The following 48 hours felt like living hell for all three of us.  We had trouble with effective pain management, Art's lower digestive tract, "crankiness" that was more aptly described as "vicious rage",  ice packs that leaked during the night and soaked their bed, and physical therapy exercises that can only be described as utter torture.  My sister and I felt like we were walking on eggshells, and Art felt like he was walking on hot coals.  All of us had Olympic level mood swings.  Art's were due to the debilitating pain that accompanies recovery from a total knee replacement and ours were due to our inability to predict what words or actions would trigger Art's fury, which was always directed at Linda.  I spent part of my time helping Art, part of my time trying to nurture my sister, and the rest of my time eating chocolate.  Lots and lots of chocolate.

By Wednesday I felt as though it was safe for me to exhale.  Art was an animal with regards to his physical therapy, and making great strides.  He lashed out at Linda only once that day (a vast improvement).  He oversaw everything I cooked, hanging on his walker in the kitchen eyeballing (and correcting) my every move.  And all these years I thought I knew how to make a salad. 

On Thursday, Linda left for a two day trip to Oregon, where her son Russell's girlfriend Amanda was to graduate from nursing school.  All part of the plan.  Art and I accomplished three rounds of physical therapy and three meals with no cross words, and no problems.  We looked forward to Friday's visit from the physical therapist; she had made her initial visit on Tuesday and measured the angles of extension and flexion he could tolerate.  I was certain that she would be impressed with his progress when she came on Friday, and she was.  Art had gained a full twelve degrees of flexion:  he could really bend his foot and calf much further back than he could on Tuesday.  We high-fived each other, after which I retreated to my room to cry for a few minutes.  The patient's progress is a personal victory for the caregiver/coach as well, and I was proud of both of us.

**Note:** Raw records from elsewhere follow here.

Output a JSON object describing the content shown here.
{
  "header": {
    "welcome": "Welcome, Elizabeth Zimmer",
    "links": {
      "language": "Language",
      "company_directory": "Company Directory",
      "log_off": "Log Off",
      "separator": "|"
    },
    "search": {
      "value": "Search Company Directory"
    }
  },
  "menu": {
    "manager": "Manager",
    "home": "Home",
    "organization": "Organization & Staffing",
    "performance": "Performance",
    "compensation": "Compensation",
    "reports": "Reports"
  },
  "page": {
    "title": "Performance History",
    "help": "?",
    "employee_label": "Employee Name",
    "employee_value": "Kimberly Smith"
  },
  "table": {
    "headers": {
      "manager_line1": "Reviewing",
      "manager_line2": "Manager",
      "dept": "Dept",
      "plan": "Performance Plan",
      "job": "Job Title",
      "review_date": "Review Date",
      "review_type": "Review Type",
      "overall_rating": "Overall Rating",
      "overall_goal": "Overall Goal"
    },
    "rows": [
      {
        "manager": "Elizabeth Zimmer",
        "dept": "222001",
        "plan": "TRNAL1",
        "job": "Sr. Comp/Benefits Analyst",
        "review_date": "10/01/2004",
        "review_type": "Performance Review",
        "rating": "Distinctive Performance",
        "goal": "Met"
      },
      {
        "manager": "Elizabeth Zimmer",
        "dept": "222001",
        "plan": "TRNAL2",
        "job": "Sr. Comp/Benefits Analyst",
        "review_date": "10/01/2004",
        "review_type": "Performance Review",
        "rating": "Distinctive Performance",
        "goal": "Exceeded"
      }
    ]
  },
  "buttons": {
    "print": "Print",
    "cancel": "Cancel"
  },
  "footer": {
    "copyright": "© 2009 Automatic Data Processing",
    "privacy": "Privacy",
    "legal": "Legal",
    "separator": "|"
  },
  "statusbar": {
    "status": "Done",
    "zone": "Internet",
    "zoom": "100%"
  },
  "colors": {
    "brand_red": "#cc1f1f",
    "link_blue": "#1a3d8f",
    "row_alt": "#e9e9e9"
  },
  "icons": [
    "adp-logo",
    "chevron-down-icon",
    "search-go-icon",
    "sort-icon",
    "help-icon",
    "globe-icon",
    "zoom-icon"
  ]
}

As I write this, I have been in Seattle for one week.  It has been one of the fullest, most trying and most gratifying weeks of my life.  Linda returns tomorrow and I will pass the proverbial torch to her before flying home the following morning.  My relationship with Art has been forever changed: we are closer.  My relationship with Linda has been forever changed:  I have long trusted her, but now I believe that she trusts me, and I have earned it.